LOS ANGELES (CNS) – The city’s top budget adviser urged the City Council today to follow through and move quickly on a pledge to eliminate 209 city jobs in the face of a $16.6 million shortfall just four months into the fiscal year.
The council approved the layoffs in the spring as part of the city’s budget plan, but delayed actually firing workers until January. All but 23 of those 209 jobs — in the Animal Services, Information Technology, Fire, Police and Personnel departments — are currently occupied.
In his first financial status report of the fiscal year that started in July, City Administrative Officer Miguel Santana warned of “major black clouds” in the city’s revenue outlook for the year, including nearly $38 million the city is counting on but has not yet received. Spending by the Fire, Police, City Attorney and General Services departments accounted for the $16.6 million deficit tallied in the report.
Santana detailed the deficits mounting even before a $216 million anticipated budget shortfall kicks in on July 1 and a $327 million deficit in 2014. He cautioned against tapping the city’s reserve fund to help close the short- term deficits. Such a move would be seen by credit rating agencies as the city “backpedaling” on its commitment to stabilize its finances, Santana wrote.
Earlier this month, Moody’s downgraded one of the city’s bonds and warned of more downgrades if a weak economy and revenue shortfalls persist. The CAO’s 101-page report warned of other looming financial risks to the budget, including a class-action lawsuit against the city over telephone user taxes, potentially worth hundreds of millions of dollars; rising costs from a new workers’ compensation law; and a potential phase-out of the city’s gross receipts tax on businesses, which currently generates more than $400 million in annual revenue for city services.
Addressing an ongoing dispute over furloughs imposed on deputy city attorneys, Santana called for ending the furloughs and instead laying off 50 attorneys in the City Attorney’s Office Criminal/Special Litigation unit. A union for the deputy attorneys sued the city over the furloughs.
Chief Deputy City Attorney William Carter called the recommendation an “outrageous and short-sighted attack on the public health and safety of the city’s residents.”
“When you cut criminal prosecutors, including those who prosecute sexual assaults, DUIs, environmental crimes and code enforcement violations, you impact public safety,” Carter said. “If there are no criminal prosecutors, LAPD’s arresting of criminals will be for naught. The City Council should not tolerate such an attack.”
Santana’s call for layoffs wasn’t the only threat to City Attorney Carmen Trutanich’s office today. In his own budget memo released late Monday, Mayor Antonio Villaraigosa called for studying a plan, among other cash-saving options, to strip the City Attorney’s Office of its responsibility for civil cases and instead appoint an attorney to advise the City Council and mayor on civil issues.
Trutanich blasted the mayor for what he called “a distressing lack of imagination” on how to solve the city’s problems, saying it would be three times more expensive to hire outside attorneys.
“The proposal is another misguided attempt to disrupt the necessary legal checks and balances provided by an independent city attorney, elected by and accountable to the voters, against any excesses by the mayor or City Council,” Trutanich said in a statement.

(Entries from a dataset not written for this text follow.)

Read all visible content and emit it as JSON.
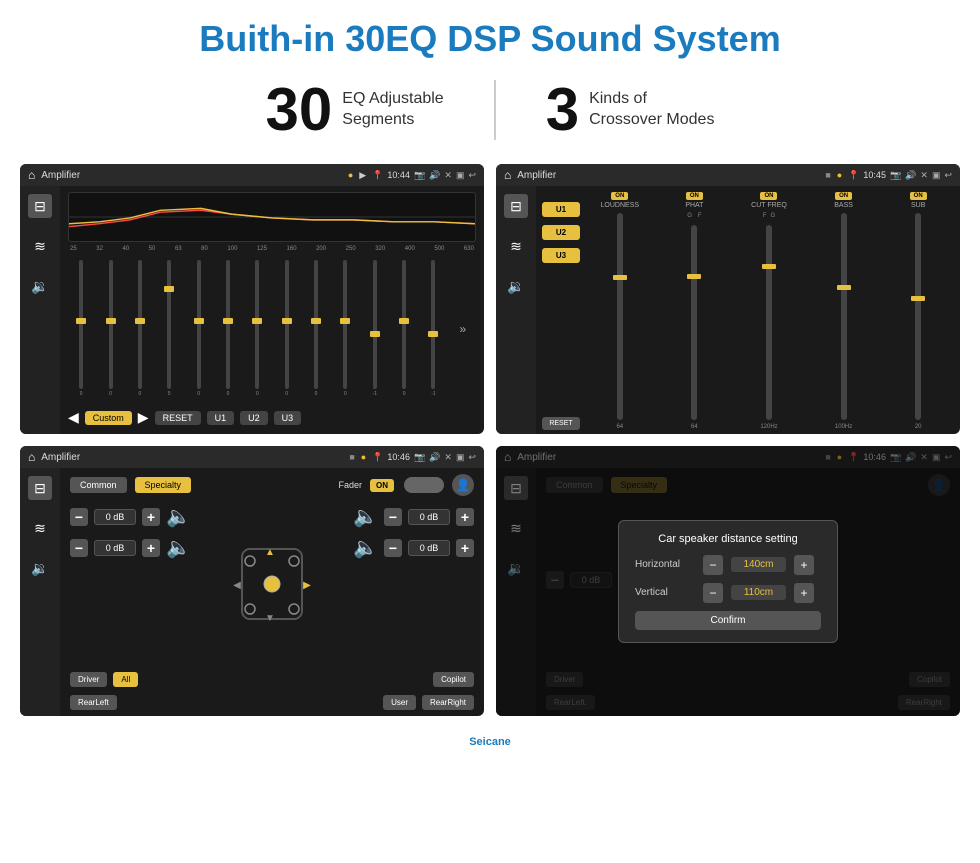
{
  "page": {
    "title": "Buith-in 30EQ DSP Sound System",
    "stat1_number": "30",
    "stat1_label_line1": "EQ Adjustable",
    "stat1_label_line2": "Segments",
    "stat2_number": "3",
    "stat2_label_line1": "Kinds of",
    "stat2_label_line2": "Crossover Modes",
    "watermark": "Seicane"
  },
  "screen1": {
    "topbar_title": "Amplifier",
    "topbar_time": "10:44",
    "freq_labels": [
      "25",
      "32",
      "40",
      "50",
      "63",
      "80",
      "100",
      "125",
      "160",
      "200",
      "250",
      "320",
      "400",
      "500",
      "630"
    ],
    "eq_values": [
      "0",
      "0",
      "0",
      "5",
      "0",
      "0",
      "0",
      "0",
      "0",
      "0",
      "-1",
      "0",
      "-1"
    ],
    "custom_label": "Custom",
    "reset_label": "RESET",
    "u1_label": "U1",
    "u2_label": "U2",
    "u3_label": "U3"
  },
  "screen2": {
    "topbar_title": "Amplifier",
    "topbar_time": "10:45",
    "u1": "U1",
    "u2": "U2",
    "u3": "U3",
    "loudness_on": "ON",
    "loudness_label": "LOUDNESS",
    "phat_on": "ON",
    "phat_label": "PHAT",
    "cutfreq_on": "ON",
    "cutfreq_label": "CUT FREQ",
    "bass_on": "ON",
    "bass_label": "BASS",
    "sub_on": "ON",
    "sub_label": "SUB",
    "reset_label": "RESET"
  },
  "screen3": {
    "topbar_title": "Amplifier",
    "topbar_time": "10:46",
    "common_label": "Common",
    "specialty_label": "Specialty",
    "fader_label": "Fader",
    "fader_on": "ON",
    "db_values": [
      "0 dB",
      "0 dB",
      "0 dB",
      "0 dB"
    ],
    "driver_label": "Driver",
    "all_label": "All",
    "copilot_label": "Copilot",
    "user_label": "User",
    "rearleft_label": "RearLeft",
    "rearright_label": "RearRight"
  },
  "screen4": {
    "topbar_title": "Amplifier",
    "topbar_time": "10:46",
    "common_label": "Common",
    "specialty_label": "Specialty",
    "dialog_title": "Car speaker distance setting",
    "horizontal_label": "Horizontal",
    "horizontal_value": "140cm",
    "vertical_label": "Vertical",
    "vertical_value": "110cm",
    "confirm_label": "Confirm",
    "db_values": [
      "0 dB",
      "0 dB"
    ],
    "driver_label": "Driver",
    "copilot_label": "Copilot",
    "rearleft_label": "RearLeft.",
    "rearright_label": "RearRight"
  }
}
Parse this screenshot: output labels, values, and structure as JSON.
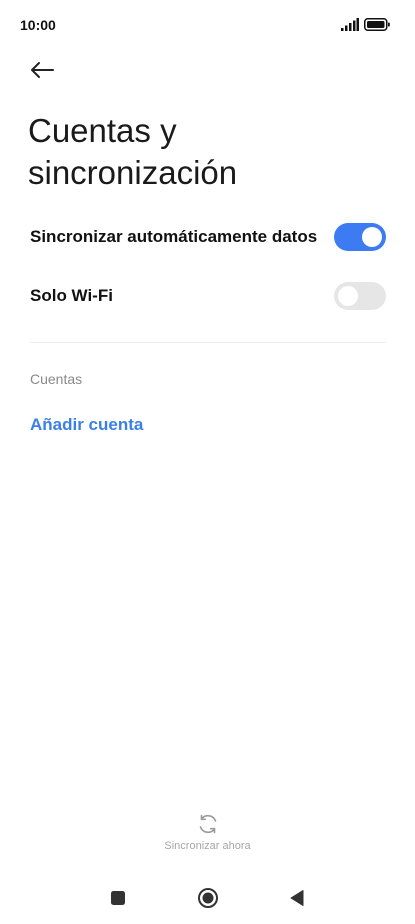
{
  "status_bar": {
    "time": "10:00",
    "signal_icon": "signal-bars-icon",
    "battery_icon": "battery-full-icon"
  },
  "header": {
    "back_icon": "arrow-left-icon",
    "title": "Cuentas y sincronización"
  },
  "settings": [
    {
      "label": "Sincronizar automáticamente datos",
      "enabled": true
    },
    {
      "label": "Solo Wi-Fi",
      "enabled": false
    }
  ],
  "accounts_section": {
    "header": "Cuentas",
    "add_account_label": "Añadir cuenta"
  },
  "footer": {
    "sync_icon": "sync-icon",
    "sync_label": "Sincronizar ahora"
  },
  "nav": {
    "recents_icon": "square-icon",
    "home_icon": "circle-icon",
    "back_icon": "triangle-back-icon"
  },
  "colors": {
    "accent": "#3c7bf2",
    "link": "#3b80e6",
    "toggle_off": "#e6e6e6"
  }
}
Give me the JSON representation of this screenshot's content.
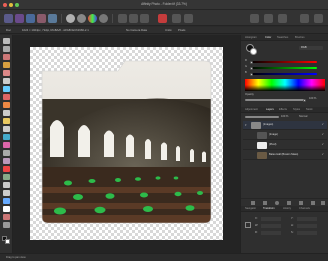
{
  "window": {
    "title": "Affinity Photo - Folder.tif (33.7%)"
  },
  "context_bar": {
    "items": [
      "Doc",
      "1024 × 1024px, 72dpi, RGBA/8 - sRGB IEC61966-2.1",
      "No Camera Data",
      "Units:",
      "Pixels"
    ]
  },
  "colors": {
    "close": "#ec5f57",
    "minimize": "#e0bd3e",
    "maximize": "#62c654",
    "accent": "#3d88ff",
    "slider_red": "#e23b3b"
  },
  "color_panel": {
    "tabs": [
      "Histogram",
      "Color",
      "Swatches",
      "Brushes"
    ],
    "active_tab": "Color",
    "mode": "RGB",
    "channels": [
      "R",
      "G",
      "B"
    ],
    "opacity_label": "Opacity",
    "opacity_value": "100 %"
  },
  "layers_panel": {
    "tabs": [
      "Adjustment",
      "Layers",
      "Effects",
      "Styles",
      "Stock"
    ],
    "active_tab": "Layers",
    "opacity_value": "100 %",
    "blend_mode": "Normal",
    "layers": [
      {
        "name": "(Images)",
        "icon": "folder-icon"
      },
      {
        "name": "(Image)",
        "icon": "image-icon"
      },
      {
        "name": "(Pixel)",
        "icon": "pixel-icon"
      },
      {
        "name": "Bates Hall (Boston Mass)",
        "icon": "image-icon"
      }
    ]
  },
  "navigator_panel": {
    "tabs": [
      "Navigator",
      "Transform",
      "History",
      "Channels"
    ],
    "active_tab": "Transform",
    "fields": [
      "X:",
      "Y:",
      "W:",
      "H:",
      "R:",
      "S:"
    ]
  },
  "status": {
    "text": "Drag to pan view."
  }
}
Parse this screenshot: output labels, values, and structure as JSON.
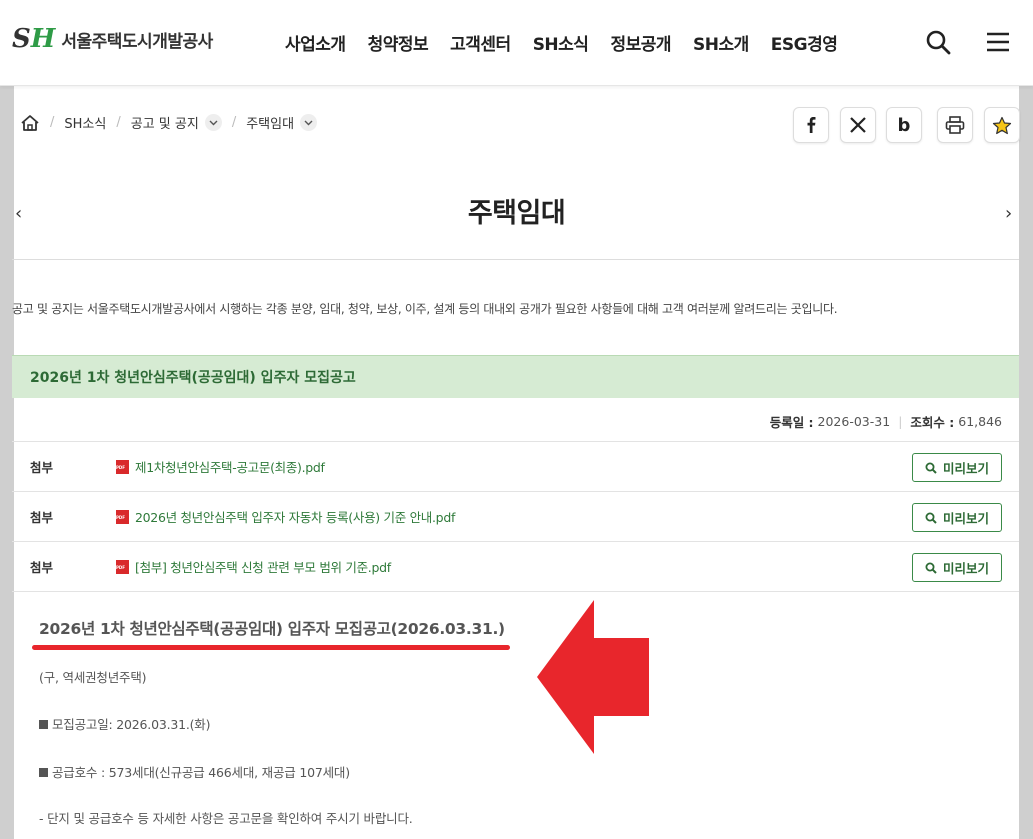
{
  "header": {
    "logo_mark_s": "S",
    "logo_mark_h": "H",
    "logo_text": "서울주택도시개발공사",
    "nav": [
      "사업소개",
      "청약정보",
      "고객센터",
      "SH소식",
      "정보공개",
      "SH소개",
      "ESG경영"
    ]
  },
  "breadcrumb": {
    "items": [
      "SH소식",
      "공고 및 공지",
      "주택임대"
    ]
  },
  "page": {
    "title": "주택임대",
    "prev_arrow": "‹",
    "next_arrow": "›",
    "intro": "공고 및 공지는 서울주택도시개발공사에서 시행하는 각종 분양, 임대, 청약, 보상, 이주, 설계 등의 대내외 공개가 필요한 사항들에 대해 고객 여러분께 알려드리는 곳입니다."
  },
  "notice": {
    "title": "2026년 1차 청년안심주택(공공임대) 입주자 모집공고",
    "reg_label": "등록일 :",
    "reg_date": "2026-03-31",
    "views_label": "조회수 :",
    "views": "61,846"
  },
  "attachments": [
    {
      "label": "첨부",
      "file": "제1차청년안심주택-공고문(최종).pdf",
      "button": "미리보기"
    },
    {
      "label": "첨부",
      "file": "2026년 청년안심주택 입주자 자동차 등록(사용) 기준 안내.pdf",
      "button": "미리보기"
    },
    {
      "label": "첨부",
      "file": "[첨부] 청년안심주택 신청 관련 부모 범위 기준.pdf",
      "button": "미리보기"
    }
  ],
  "body": {
    "title": "2026년 1차 청년안심주택(공공임대) 입주자 모집공고(2026.03.31.)",
    "line1": "(구, 역세권청년주택)",
    "line2": "모집공고일: 2026.03.31.(화)",
    "line3": "공급호수 : 573세대(신규공급 466세대, 재공급 107세대)",
    "line4": "- 단지 및 공급호수 등 자세한 사항은 공고문을 확인하여 주시기 바랍니다."
  },
  "colors": {
    "brand_green": "#2e9b46",
    "notice_bg": "#d6ebd3",
    "annotation_red": "#e8262c"
  }
}
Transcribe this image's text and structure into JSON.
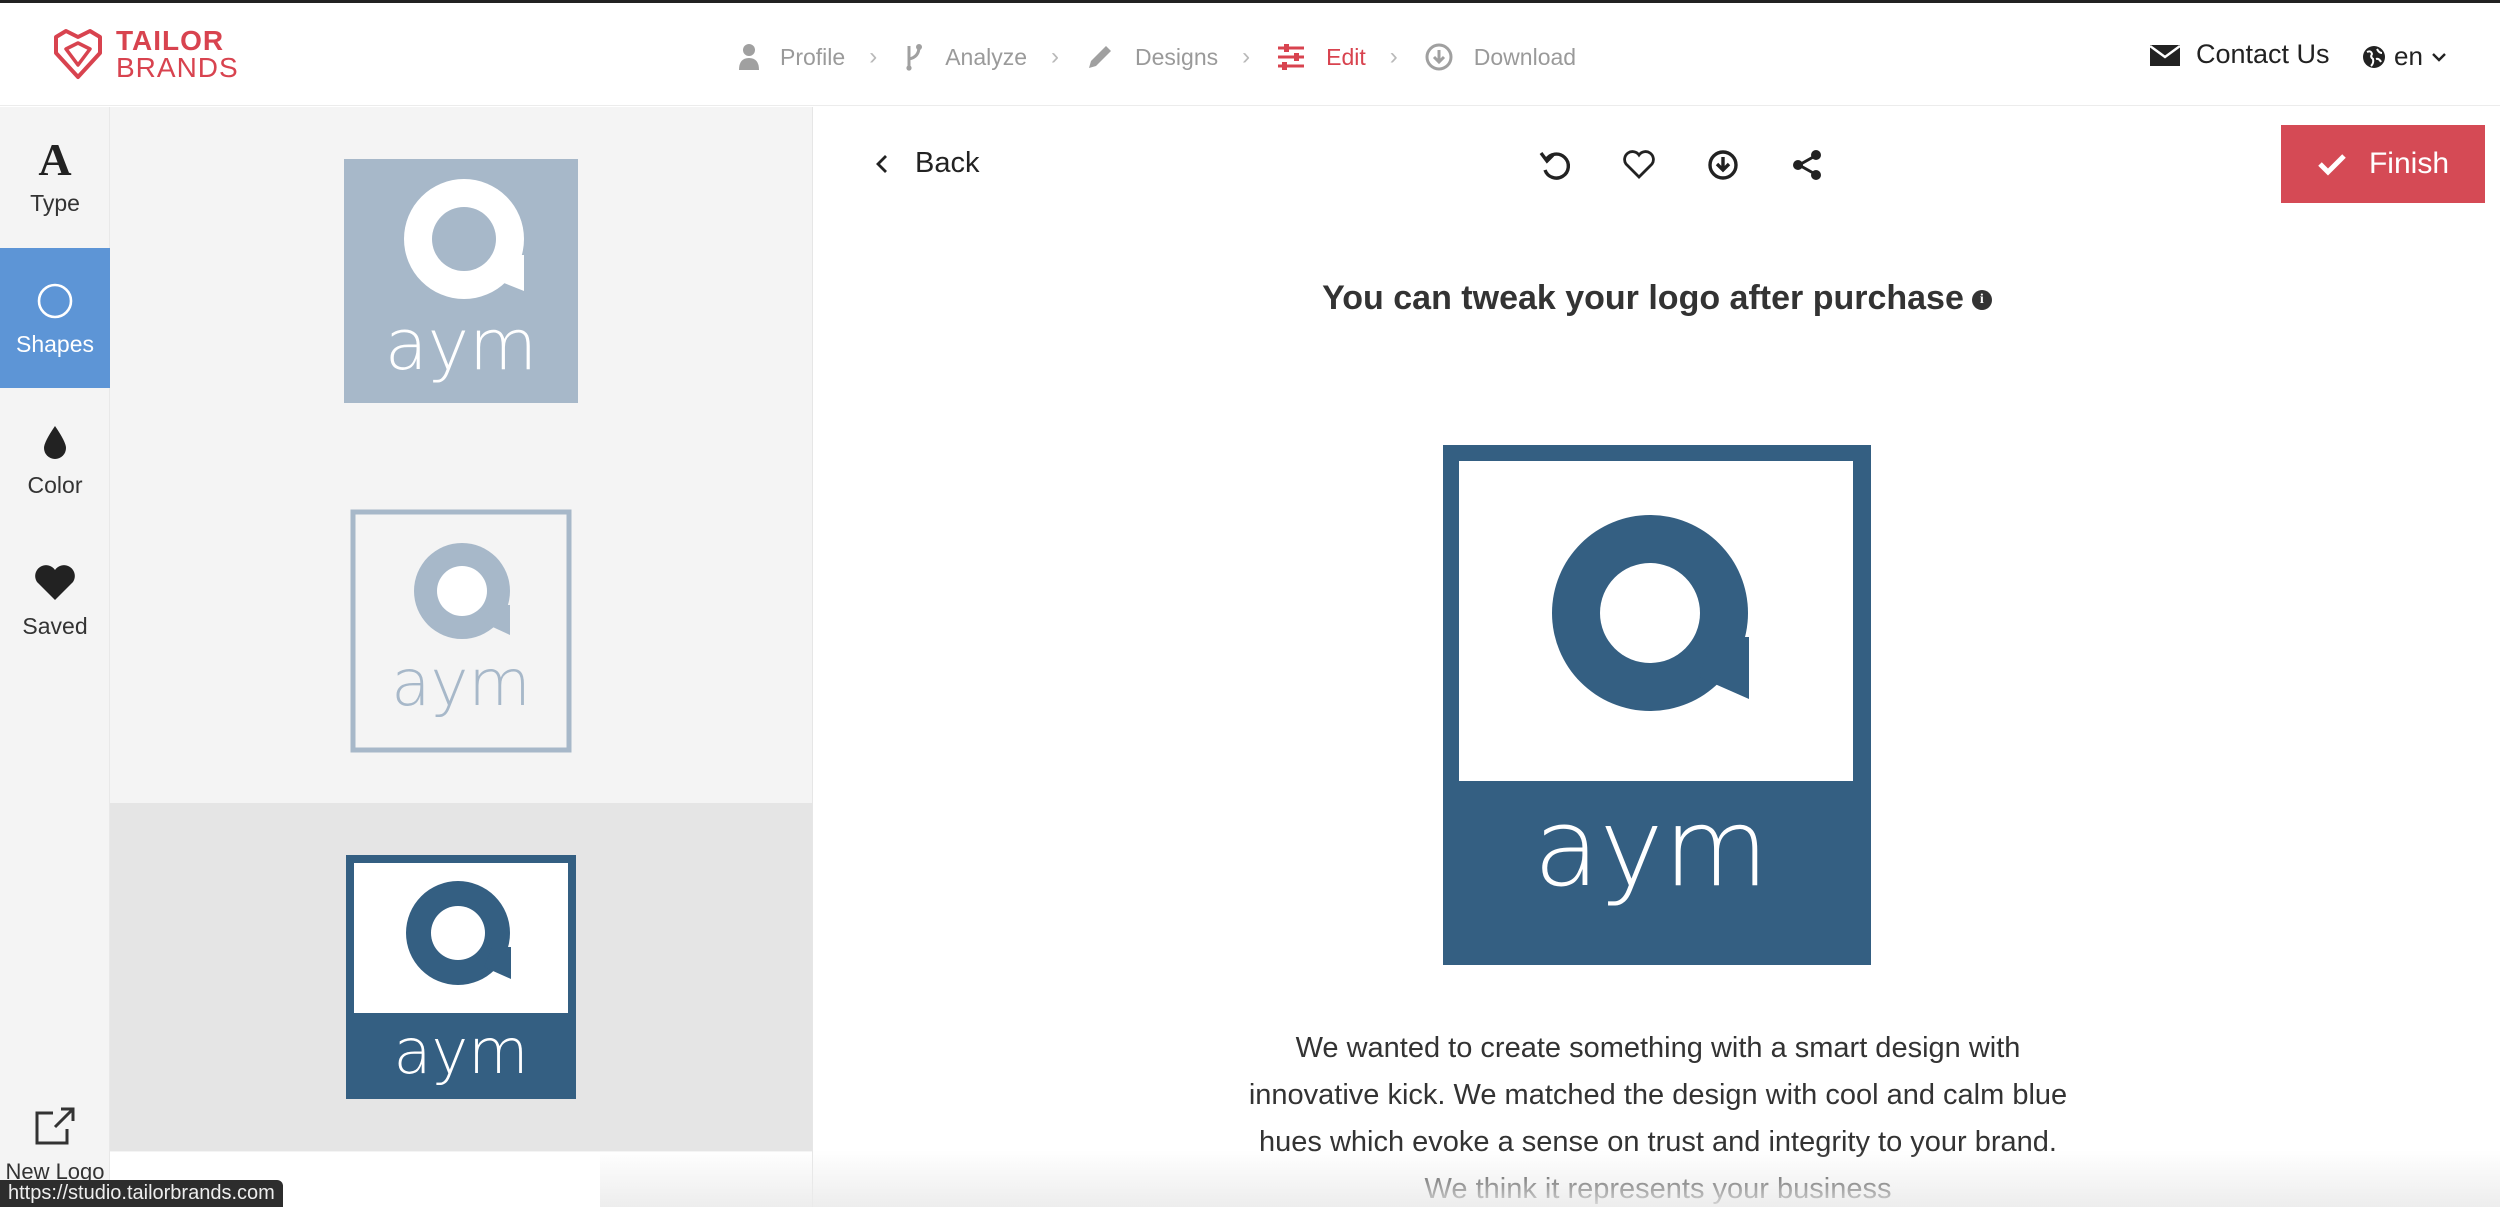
{
  "brand": {
    "line1": "TAILOR",
    "line2": "BRANDS",
    "color": "#d8434f"
  },
  "steps": [
    {
      "label": "Profile",
      "icon": "person-icon",
      "active": false
    },
    {
      "label": "Analyze",
      "icon": "branch-icon",
      "active": false
    },
    {
      "label": "Designs",
      "icon": "pencil-icon",
      "active": false
    },
    {
      "label": "Edit",
      "icon": "sliders-icon",
      "active": true
    },
    {
      "label": "Download",
      "icon": "download-circle-icon",
      "active": false
    }
  ],
  "header": {
    "contact_label": "Contact Us",
    "lang_label": "en"
  },
  "tools": [
    {
      "label": "Type",
      "icon": "type-icon",
      "active": false
    },
    {
      "label": "Shapes",
      "icon": "circle-icon",
      "active": true
    },
    {
      "label": "Color",
      "icon": "drop-icon",
      "active": false
    },
    {
      "label": "Saved",
      "icon": "heart-icon",
      "active": false
    }
  ],
  "new_logo_label": "New Logo",
  "logo_text": "aym",
  "colors": {
    "accent": "#d54a55",
    "selected_tool": "#5d95d6",
    "logo_blue": "#345f82",
    "logo_light": "#a7b8c9"
  },
  "editor": {
    "back_label": "Back",
    "finish_label": "Finish",
    "headline": "You can tweak your logo after purchase",
    "description": "We wanted to create something with a smart design with innovative kick. We matched the design with cool and calm blue hues which evoke a sense on trust and integrity to your brand. We think it represents your business"
  },
  "status_url": "https://studio.tailorbrands.com"
}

He added that the cities of Bell and Vernon, which have both been accused of rampant corruption, had appointed city attorneys.
In his budget memo, Villaraigosa also called for Santana to study plans to reduce starting salaries for civilian city workers, to lower scheduled raises for current city workers and to eliminate non-federal paid holidays, among more than a dozen other cost-saving proposals.
The City Council’s Budget and Finance Committee chairman, Paul Krekorian, called the day’s budget news “sobering.”
“In closing the deficits for next year and the year following, there simply are no easy solutions on the horizon,” Krekorian said. “As painful as all of the options may be, I look forward to working with the mayor to consider a broad range of potential solutions to put the city’s fiscal house in order. Inevitably, all of these solutions will be unpopular with someone, and some may be unpopular with just about everyone.”